In the end, you should have three public load ALB load balancers for API (api-lb), UI (ui-lb) and AV (av-lb). The URL endpoints for these might look like:

Similarly, you should have three internal routes available:


Where the api, ui and av services are on public subnets. The clamav service should be a private subnet.

Once these are in place, you can create Route 53 records to make access to the public ALBs more accessible.

Task Definitions

The following task definitions are provided within the Gitana SDK example:

Each of these task definitions should be loaded into their respective service. Be sure to make modifications to each task definition to suit your needs. In some cases, environment variables will need to be filled in. In other cases, you will need to adjust CPU and memory requirements or adjust healthcheck settings to match your precise needs.

As noted previously, we recommend allocating containers using Amazon Fargate.

You will need to make sure that your API containers have low-latency connections to the intended target database and search engine (in this case, AWS Document DB and AWS Open Search, respectively). We recommend keeping these elements within the same VPC.

The same provided here is intended to keep all running components within the same VPC (and indeed, within the same availability zone and subnet). This is to keep things simple. In practice, you may wish to spread your API and UI containers out for purposes of resiliency and fault tolerance. In doing so, you will need to be mindful of maintaining low latency DB and search engine connectivity.

Production Recommendations

What is presented here is quite simple. It should give you the general idea on how to set things up within ECS.

For production deployments, we recommend the following:

Web vs Workers
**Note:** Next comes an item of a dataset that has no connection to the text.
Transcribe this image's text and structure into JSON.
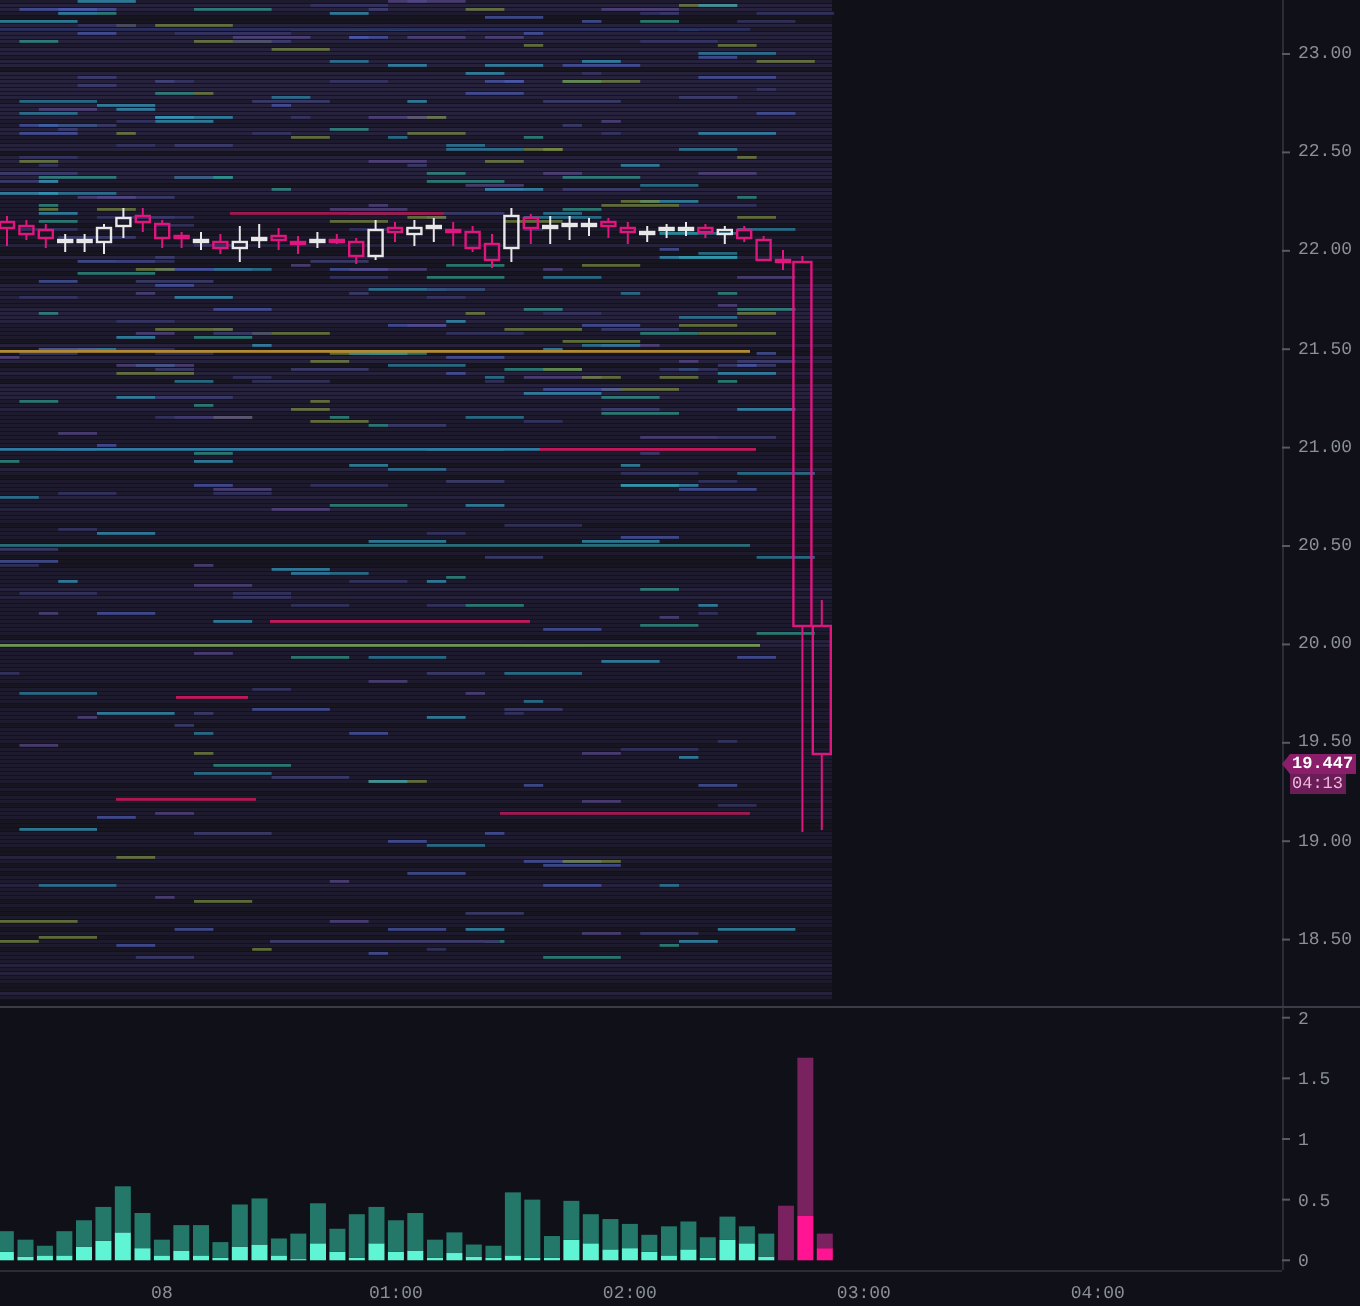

Split your API web containers from your API worker containers. You can either do this using two separate clusters (with a single service each) or using two services within the same cluster. The web API containers are responsible for handling and serving API traffic. The worker API containers are responsible solely for processing background jobs.

In this way, you can size the services differently and provision CPU and memory that is ideal and minimal for each tier. This saves you money and also delivers the greatest scalability. Web-facing API containers can generally be much leaner and more CPU optimized whereas Worker API containers should have more memory and not be responsible for handling any web traffic.

As you require more request-handling capacity, you can scale up the web API service. As you require more background job processing power, you can scale up the worker API service.

Take a look at the Kubernetes "workers" example for an idea of how to set this up. It isn't ECS, but it should provide some ideas and help to get you started.

Secrets vs S3

In the ECS example provided herein, we've utilized S3 to store files. A sidecar (init) container is used to pull down files on start up. The files are mounted into a /gitana base directory and the API servers pick up things from disk. It works.

However, it may not be ideal. You may want to split certain files out of your file set and store them as Amazon Secrets. Those secrets can be fed into your config as Environment Variables.

Ideal candidates for this are the file, the properties.key private key file and the Gitana license itself.

For an example of this, see the Kubernetes examples.